A sinful person can thus become the president or prime minister, provided he is a Muslim. However, a pious, righteous and God-fearing Pakistani is not eligible to hold these offices only because of faith.

It was reported that the UN has declared 139 individuals and organizations in Pakistan as terrorists. Has anyone heard of any action taken against them?

A non-Muslim member of parliament is required to take the same oath administered to a Muslim member. Representatives of non-Muslims can be elected only indirectly. Instead of election by members of their own communities, they are selected by the leaders of their respective political parties, regardless of the leaders’ commitment to the issues of the non-Muslim communities.

With such built-in discrimination, isn’t it audacious to claim otherwise?

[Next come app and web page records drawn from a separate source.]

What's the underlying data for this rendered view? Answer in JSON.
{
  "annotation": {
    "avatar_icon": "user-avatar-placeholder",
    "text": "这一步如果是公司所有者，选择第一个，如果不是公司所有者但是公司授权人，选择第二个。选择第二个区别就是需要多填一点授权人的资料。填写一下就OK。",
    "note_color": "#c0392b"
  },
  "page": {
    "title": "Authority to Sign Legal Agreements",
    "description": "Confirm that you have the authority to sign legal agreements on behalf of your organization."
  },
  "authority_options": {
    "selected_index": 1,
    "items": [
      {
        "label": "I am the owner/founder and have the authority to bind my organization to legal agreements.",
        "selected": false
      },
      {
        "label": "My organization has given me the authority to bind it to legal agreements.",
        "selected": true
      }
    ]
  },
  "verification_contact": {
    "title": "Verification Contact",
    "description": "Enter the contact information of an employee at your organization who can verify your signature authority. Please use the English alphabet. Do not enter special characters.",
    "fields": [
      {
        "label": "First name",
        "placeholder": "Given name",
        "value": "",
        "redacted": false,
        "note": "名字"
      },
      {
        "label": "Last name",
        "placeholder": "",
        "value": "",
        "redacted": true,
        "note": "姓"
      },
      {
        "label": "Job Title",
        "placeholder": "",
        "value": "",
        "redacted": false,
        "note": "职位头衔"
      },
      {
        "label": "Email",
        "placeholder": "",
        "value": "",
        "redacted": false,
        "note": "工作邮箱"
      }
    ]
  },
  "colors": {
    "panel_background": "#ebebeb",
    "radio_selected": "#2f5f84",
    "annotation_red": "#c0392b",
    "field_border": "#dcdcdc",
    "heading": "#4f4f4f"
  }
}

The state relationship with the non-Muslims at best is to take them for granted and at worst is to cheat them. The Objectives Resolution stated “Wherein adequate provisions shall be made for the minorities freely (emphasis added) to profess and practice their religions and develop their cultures.” General Zia secretly deleted the word ‘freely’ from the text and made the Objectives Resolution a substantive part of the Constitution. Not one Muslim protested against this outrage. If this is not cheating the non-Muslim minorities, what else is it? It was only at the time of the 18th Amendment in 2010 when the word ‘freely’ was restored in the Preamble.

Claiming to end discrimination the system of separate electorate was finally abolished but how? A particular community was excluded and their status remains unchanged.

A March 2018 verdict of the Islamabad High Court said that all citizens should be easily identifiable by their faith. The order said that applicants for public offices declare their beliefs before being considered eligible. That citizens’ faith should be mentioned on birth certificates, ID cards, voters’ lists and passports. It made oath regarding faith compulsory when joining civil service, armed forces or judiciary, for CNIC, birth certificates, electoral lists and passports.

The lack of respect for the rights of religious minorities is largely due to the virus of intolerance that has infested the people’s minds. Intolerance has increased because the narrative of the state itself is supporting extremism.

That is why militant organizations have been allowed to participate in elections and proscribed militant organizations allowed to resurrect under other names. When the UN decided to impose sanctions on Jaishe Muhammad leader Maulana Masood Azhar, the government leaned on China to thwart the move. Some time back, it was reported that the UN has declared 139 individuals and organizations in Pakistan as terrorists. Has anyone heard of any action taken against them?

Article 22 of the Constitution states that: “No person attending any educational institution shall be required to receive religious instruction, or take part in any religious ceremony, or attend religious worship, if such instruction, ceremony or worship related to a religion other than his own.” But just look at the textbooks that denigrate other religions. Instead of correcting it, the federal government is now introducing single national curriculum (SNC) to further alienate the non-Muslims.

The one-man commission on minorities appointed by the Supreme Court in his report to the court supported the contention of non-Muslims regarding syllabi in the light of Article 22 of the Constitution. The chairman of the Council of Islamic Ideology (CII), an otherwise respected religious scholar, jumped into the fray and publicly rejected the contention of the one-man commission on the issue of syllabi. Article 229 of the Constitution states that the council may give advice on any question referred to it by the president or the governor of two fifths of the total membership of a House or a Provincial Assembly. But in the case of non-Muslim minorities, the worthy chairman thought it proper to render an unsolicited advice.

Can the non-Muslims draw any comfort from the hollow claims that there is no discrimination against them?

The writer is a former senator.